* Work task
In the entries below, filter for the word "screenshot" and copy every matching line.

* Dataset rows for apps and sites
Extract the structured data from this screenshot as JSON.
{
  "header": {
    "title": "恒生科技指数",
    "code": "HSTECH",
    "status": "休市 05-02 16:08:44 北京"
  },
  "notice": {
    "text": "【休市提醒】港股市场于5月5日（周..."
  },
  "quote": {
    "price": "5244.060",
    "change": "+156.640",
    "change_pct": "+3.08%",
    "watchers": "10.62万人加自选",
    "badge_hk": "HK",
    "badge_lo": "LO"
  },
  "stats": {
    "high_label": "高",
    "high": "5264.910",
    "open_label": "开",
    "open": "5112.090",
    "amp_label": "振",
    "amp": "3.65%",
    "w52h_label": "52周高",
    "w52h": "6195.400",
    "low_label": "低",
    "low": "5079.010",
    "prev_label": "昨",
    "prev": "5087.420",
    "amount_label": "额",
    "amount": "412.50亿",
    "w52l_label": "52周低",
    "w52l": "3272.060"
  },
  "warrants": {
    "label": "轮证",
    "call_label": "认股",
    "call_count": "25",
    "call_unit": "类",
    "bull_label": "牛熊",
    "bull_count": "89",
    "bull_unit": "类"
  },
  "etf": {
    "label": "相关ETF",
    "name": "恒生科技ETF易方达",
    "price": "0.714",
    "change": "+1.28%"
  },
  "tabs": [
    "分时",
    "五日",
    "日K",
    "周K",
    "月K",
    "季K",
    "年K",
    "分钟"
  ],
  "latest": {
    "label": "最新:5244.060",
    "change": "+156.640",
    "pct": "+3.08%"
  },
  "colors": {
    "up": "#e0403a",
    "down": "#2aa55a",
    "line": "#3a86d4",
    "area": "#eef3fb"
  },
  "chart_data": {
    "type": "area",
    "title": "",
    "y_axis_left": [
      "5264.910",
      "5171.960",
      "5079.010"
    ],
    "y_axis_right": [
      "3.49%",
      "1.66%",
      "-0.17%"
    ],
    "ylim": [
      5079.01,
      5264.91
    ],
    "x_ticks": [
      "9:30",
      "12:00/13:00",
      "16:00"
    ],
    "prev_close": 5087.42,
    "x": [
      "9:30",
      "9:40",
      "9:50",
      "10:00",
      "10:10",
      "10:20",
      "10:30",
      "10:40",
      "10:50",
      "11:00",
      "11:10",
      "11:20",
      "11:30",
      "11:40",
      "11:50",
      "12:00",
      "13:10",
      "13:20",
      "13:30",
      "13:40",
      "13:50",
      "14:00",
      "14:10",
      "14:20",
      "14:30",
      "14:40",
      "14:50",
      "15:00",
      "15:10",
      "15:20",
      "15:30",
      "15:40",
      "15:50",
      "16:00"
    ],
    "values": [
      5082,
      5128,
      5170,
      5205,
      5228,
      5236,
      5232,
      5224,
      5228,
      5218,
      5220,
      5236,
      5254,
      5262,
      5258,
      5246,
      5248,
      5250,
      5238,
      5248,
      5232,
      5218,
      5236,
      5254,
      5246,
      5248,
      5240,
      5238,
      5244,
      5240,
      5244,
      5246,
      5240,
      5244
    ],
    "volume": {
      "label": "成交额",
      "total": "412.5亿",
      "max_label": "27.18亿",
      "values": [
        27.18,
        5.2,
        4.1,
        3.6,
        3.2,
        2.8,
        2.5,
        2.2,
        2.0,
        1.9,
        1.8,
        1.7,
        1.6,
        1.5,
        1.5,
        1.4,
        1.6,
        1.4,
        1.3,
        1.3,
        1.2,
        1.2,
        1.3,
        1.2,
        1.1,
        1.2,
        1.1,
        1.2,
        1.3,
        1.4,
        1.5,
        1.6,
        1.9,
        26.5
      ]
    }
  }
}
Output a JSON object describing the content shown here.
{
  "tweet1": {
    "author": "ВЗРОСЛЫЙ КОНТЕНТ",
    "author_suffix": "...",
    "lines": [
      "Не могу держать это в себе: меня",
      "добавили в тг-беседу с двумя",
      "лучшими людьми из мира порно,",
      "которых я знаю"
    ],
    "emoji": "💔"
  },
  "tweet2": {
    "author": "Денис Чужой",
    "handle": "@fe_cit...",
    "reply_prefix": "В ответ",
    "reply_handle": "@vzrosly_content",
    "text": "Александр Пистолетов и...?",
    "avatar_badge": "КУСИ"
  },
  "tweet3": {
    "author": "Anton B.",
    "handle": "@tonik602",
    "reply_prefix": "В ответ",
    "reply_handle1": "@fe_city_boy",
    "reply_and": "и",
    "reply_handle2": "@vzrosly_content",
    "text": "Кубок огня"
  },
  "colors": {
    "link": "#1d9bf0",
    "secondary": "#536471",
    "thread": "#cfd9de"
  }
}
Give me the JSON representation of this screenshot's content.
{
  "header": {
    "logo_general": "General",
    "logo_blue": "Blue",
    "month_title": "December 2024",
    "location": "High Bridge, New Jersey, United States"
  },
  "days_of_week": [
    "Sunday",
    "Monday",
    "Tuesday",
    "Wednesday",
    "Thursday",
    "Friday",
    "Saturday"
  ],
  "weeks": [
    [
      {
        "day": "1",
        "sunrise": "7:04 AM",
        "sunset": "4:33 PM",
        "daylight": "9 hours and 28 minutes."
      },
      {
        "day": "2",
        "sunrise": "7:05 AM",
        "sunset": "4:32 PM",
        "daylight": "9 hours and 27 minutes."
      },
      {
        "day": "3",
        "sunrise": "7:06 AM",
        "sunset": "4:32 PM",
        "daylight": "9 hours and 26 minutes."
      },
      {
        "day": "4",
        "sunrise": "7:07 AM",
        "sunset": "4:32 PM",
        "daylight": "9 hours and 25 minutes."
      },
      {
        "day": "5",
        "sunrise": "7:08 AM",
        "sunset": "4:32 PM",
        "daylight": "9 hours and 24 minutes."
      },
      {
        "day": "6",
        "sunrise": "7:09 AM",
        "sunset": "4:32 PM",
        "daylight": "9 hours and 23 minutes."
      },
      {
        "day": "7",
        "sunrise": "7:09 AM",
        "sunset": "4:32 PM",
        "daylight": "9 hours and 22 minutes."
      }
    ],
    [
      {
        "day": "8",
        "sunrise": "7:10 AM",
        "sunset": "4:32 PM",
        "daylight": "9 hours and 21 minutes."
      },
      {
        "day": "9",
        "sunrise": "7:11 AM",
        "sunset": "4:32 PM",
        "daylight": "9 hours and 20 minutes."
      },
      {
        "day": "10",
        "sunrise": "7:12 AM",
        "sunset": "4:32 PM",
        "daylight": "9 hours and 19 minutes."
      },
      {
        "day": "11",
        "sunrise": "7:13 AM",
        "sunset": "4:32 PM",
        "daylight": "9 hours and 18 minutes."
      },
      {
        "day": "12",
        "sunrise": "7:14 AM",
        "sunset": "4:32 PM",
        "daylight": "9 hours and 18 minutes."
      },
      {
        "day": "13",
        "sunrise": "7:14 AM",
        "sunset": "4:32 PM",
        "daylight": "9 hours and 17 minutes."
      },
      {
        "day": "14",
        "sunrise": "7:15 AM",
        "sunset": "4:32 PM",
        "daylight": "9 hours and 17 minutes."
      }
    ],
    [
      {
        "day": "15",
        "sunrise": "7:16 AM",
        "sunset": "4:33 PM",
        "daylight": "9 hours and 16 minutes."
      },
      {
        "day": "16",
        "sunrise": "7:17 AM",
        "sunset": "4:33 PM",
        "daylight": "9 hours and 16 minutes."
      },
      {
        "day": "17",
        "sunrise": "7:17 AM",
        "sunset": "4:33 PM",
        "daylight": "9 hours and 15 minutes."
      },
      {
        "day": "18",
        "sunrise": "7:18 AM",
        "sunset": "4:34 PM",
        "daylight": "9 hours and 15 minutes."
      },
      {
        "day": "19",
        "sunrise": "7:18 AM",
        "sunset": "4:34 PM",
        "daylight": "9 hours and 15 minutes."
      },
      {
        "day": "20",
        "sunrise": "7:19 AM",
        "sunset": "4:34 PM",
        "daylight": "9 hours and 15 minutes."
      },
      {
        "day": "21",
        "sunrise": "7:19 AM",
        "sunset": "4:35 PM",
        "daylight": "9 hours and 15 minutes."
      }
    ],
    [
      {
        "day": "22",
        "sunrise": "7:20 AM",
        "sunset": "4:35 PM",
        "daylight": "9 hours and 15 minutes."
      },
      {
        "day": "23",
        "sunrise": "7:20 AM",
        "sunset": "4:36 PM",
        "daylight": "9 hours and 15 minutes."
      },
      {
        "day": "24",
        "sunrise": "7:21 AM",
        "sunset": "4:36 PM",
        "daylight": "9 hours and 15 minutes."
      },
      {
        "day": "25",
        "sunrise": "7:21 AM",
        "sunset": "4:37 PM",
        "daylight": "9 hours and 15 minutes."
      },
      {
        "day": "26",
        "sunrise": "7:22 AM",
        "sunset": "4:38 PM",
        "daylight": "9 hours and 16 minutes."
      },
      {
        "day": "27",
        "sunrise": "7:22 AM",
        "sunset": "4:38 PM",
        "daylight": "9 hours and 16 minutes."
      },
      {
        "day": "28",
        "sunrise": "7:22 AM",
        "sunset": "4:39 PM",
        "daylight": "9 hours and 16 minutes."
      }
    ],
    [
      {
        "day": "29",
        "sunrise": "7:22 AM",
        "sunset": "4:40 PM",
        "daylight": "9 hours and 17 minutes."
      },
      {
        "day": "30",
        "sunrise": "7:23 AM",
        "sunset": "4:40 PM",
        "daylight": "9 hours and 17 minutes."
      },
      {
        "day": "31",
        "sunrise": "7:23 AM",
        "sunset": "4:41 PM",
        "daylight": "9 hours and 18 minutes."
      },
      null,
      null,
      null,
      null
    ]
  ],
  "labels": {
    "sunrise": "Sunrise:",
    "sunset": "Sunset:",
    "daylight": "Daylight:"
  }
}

* Result
Extract the structured data from this screenshot as JSON.
Give me the JSON representation of this screenshot's content.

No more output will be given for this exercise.